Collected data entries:
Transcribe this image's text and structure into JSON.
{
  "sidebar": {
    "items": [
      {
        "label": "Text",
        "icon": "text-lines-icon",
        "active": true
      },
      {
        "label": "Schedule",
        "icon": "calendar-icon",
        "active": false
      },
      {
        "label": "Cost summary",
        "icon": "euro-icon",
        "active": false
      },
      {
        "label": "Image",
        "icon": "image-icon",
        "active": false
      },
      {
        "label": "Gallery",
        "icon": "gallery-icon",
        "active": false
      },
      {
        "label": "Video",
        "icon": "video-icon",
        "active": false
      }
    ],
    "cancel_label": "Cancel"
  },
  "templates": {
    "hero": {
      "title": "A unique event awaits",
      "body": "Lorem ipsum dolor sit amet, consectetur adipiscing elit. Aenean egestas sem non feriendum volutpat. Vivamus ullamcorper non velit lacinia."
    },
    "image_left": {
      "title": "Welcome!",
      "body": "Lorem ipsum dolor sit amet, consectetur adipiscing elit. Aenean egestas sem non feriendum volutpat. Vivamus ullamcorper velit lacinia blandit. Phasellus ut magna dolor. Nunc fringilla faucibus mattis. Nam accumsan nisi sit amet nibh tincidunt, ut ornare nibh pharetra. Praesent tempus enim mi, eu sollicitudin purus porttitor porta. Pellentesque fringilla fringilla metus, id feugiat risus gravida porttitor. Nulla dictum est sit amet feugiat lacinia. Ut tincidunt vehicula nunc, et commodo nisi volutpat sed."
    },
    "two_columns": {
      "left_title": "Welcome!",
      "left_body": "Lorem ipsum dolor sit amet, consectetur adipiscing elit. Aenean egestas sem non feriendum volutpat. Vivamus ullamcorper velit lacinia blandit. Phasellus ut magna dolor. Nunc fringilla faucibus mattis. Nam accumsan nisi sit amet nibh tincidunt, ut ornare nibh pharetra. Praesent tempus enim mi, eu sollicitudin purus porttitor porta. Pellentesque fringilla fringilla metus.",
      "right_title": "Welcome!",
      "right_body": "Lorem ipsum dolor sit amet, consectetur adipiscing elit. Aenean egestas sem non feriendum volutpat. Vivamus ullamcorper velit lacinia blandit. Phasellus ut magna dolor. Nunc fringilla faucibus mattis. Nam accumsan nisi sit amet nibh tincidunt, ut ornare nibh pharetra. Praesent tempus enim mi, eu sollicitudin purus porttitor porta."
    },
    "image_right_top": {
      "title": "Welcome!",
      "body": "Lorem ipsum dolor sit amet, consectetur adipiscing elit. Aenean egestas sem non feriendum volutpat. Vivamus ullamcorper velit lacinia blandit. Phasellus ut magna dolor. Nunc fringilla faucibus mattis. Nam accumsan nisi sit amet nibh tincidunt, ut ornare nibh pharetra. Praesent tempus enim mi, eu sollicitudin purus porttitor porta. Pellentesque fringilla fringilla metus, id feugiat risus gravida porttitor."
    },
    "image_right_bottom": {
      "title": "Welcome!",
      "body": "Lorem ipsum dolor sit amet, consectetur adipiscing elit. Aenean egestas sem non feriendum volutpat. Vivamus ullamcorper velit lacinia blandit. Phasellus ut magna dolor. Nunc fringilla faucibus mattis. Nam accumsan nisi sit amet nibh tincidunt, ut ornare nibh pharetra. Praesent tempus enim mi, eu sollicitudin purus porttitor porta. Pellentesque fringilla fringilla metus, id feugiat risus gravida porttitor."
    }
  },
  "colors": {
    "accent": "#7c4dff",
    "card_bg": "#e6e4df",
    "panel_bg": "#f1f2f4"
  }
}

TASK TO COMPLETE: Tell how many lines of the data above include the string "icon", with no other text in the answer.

RESULT: 6